### TASK PROMPT:
Look at each line of the listing. Copy those that hold the string "Facilitar".

(EXCERPTED RECORDS)

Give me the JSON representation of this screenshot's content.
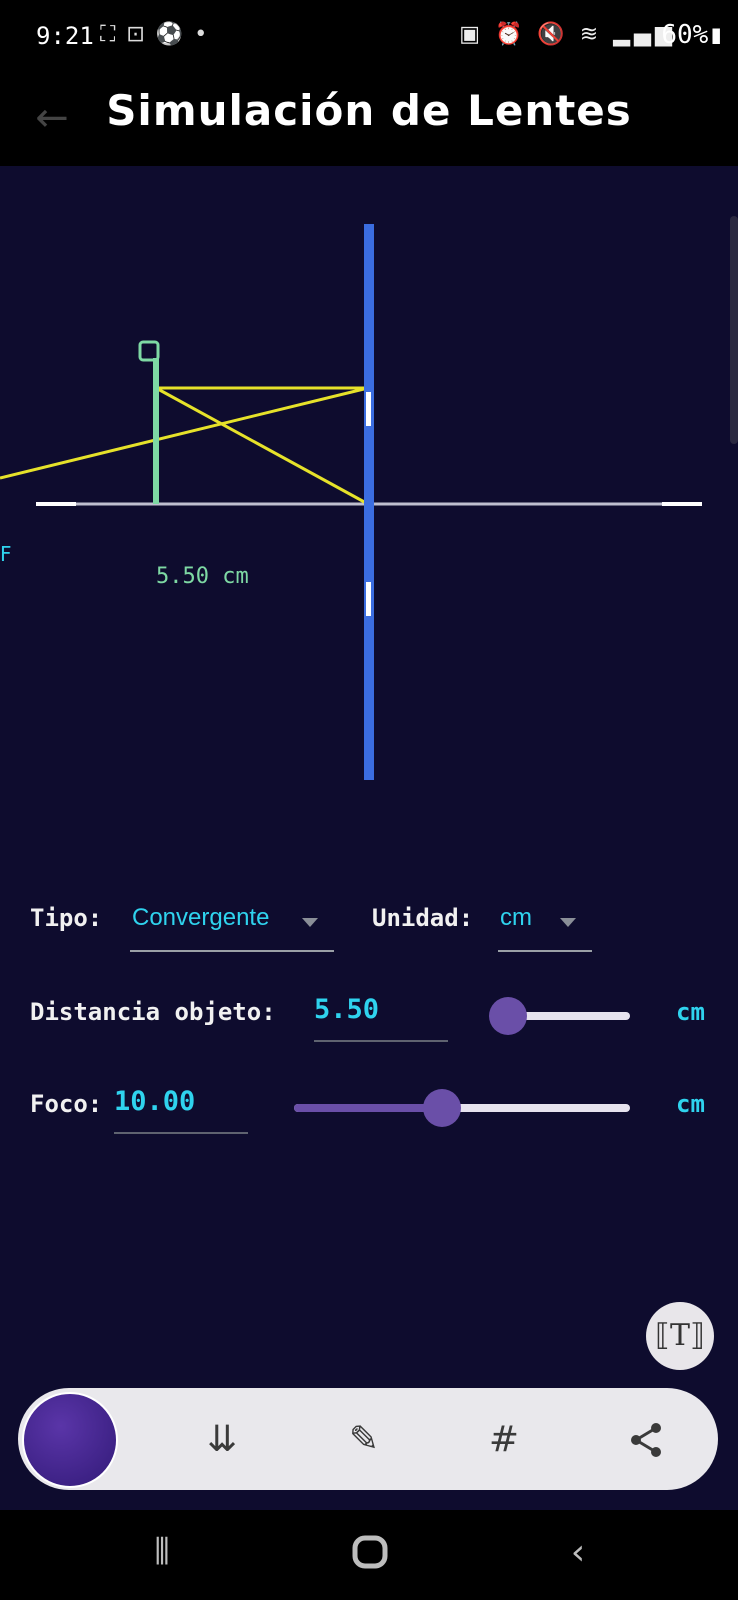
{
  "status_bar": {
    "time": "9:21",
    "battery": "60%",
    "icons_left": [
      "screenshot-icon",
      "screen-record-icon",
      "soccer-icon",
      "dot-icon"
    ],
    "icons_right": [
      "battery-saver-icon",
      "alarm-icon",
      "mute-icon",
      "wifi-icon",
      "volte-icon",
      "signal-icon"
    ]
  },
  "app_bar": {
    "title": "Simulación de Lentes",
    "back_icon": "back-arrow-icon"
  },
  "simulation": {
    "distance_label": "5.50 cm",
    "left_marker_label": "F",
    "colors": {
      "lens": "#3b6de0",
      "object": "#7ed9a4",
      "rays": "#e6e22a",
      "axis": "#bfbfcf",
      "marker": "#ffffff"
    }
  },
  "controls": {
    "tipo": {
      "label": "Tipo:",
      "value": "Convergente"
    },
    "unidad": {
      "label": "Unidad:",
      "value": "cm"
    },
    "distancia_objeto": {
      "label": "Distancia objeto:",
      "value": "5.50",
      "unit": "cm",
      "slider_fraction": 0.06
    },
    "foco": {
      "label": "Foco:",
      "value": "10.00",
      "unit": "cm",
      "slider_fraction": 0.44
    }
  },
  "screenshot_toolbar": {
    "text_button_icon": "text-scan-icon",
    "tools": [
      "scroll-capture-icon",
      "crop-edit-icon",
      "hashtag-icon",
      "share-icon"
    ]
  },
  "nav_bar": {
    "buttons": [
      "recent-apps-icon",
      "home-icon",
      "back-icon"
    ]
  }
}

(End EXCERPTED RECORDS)
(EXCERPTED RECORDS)

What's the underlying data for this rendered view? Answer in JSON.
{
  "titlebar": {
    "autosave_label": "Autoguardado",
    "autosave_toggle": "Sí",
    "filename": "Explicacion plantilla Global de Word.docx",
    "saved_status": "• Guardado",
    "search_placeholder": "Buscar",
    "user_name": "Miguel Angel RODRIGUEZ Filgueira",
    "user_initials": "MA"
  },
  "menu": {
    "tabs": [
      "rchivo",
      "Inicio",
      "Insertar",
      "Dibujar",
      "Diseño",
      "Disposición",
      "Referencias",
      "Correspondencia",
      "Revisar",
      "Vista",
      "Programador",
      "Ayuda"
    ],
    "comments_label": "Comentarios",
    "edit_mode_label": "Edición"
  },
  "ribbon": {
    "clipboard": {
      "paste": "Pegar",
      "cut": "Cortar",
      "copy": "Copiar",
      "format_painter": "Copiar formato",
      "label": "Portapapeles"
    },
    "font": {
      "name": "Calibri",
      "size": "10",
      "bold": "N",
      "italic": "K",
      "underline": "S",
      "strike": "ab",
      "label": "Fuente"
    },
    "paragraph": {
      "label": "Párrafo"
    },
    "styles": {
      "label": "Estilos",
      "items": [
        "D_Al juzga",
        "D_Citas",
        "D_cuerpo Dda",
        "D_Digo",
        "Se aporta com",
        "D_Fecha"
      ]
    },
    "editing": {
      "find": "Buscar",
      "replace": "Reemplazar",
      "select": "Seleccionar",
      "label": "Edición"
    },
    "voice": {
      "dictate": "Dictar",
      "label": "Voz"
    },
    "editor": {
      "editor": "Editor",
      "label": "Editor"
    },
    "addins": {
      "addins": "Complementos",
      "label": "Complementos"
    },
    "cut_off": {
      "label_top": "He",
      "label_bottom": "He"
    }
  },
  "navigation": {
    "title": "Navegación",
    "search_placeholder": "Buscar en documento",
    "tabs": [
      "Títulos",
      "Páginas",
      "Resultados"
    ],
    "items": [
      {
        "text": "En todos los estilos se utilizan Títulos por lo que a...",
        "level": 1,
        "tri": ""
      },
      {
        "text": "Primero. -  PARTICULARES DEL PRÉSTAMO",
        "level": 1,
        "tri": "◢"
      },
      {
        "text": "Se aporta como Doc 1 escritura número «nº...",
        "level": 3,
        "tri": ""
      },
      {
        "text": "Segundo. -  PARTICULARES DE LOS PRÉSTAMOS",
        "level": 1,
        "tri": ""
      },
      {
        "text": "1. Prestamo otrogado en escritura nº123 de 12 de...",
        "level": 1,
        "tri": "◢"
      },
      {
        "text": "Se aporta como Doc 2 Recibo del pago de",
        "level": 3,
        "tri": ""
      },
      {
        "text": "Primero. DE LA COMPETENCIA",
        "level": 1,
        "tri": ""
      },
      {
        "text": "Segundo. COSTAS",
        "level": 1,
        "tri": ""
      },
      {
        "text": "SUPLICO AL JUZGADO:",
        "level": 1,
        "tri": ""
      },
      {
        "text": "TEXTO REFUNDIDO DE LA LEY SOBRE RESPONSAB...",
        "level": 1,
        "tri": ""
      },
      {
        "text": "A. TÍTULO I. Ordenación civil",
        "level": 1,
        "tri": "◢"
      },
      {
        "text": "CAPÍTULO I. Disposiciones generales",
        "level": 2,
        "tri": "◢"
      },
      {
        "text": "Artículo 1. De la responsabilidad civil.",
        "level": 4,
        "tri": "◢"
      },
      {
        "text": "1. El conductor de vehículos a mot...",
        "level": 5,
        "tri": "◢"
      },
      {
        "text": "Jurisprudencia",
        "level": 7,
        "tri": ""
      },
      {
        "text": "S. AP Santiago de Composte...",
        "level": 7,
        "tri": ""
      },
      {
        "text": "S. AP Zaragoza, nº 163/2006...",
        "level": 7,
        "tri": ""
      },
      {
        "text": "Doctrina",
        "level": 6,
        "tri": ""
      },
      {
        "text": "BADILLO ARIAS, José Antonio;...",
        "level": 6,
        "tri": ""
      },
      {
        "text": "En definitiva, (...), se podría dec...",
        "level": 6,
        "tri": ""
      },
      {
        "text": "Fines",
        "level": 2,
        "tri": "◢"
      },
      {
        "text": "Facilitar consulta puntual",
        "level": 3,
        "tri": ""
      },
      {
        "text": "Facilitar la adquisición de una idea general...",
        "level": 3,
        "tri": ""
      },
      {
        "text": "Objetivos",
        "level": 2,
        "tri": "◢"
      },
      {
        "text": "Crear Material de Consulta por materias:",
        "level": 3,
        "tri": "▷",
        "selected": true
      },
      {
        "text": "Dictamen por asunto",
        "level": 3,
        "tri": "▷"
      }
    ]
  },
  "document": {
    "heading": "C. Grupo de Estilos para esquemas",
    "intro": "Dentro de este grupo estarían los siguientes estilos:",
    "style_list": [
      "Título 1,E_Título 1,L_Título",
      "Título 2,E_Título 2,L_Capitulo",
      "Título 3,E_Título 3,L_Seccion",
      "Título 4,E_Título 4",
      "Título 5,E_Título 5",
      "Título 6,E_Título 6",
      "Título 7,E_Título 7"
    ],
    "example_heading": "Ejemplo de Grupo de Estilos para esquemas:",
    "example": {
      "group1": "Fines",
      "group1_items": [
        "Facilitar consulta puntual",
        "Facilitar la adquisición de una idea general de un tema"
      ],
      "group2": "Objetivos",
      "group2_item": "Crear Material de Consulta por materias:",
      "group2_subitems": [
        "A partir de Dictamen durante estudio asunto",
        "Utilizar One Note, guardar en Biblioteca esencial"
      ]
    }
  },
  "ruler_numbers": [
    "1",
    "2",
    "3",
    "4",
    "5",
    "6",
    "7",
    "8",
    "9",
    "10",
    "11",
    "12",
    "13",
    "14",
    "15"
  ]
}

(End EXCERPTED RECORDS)

### RESULT:
        "text": "Facilitar consulta puntual",
        "text": "Facilitar la adquisición de una idea general...",
        "Facilitar consulta puntual",
        "Facilitar la adquisición de una idea general de un tema"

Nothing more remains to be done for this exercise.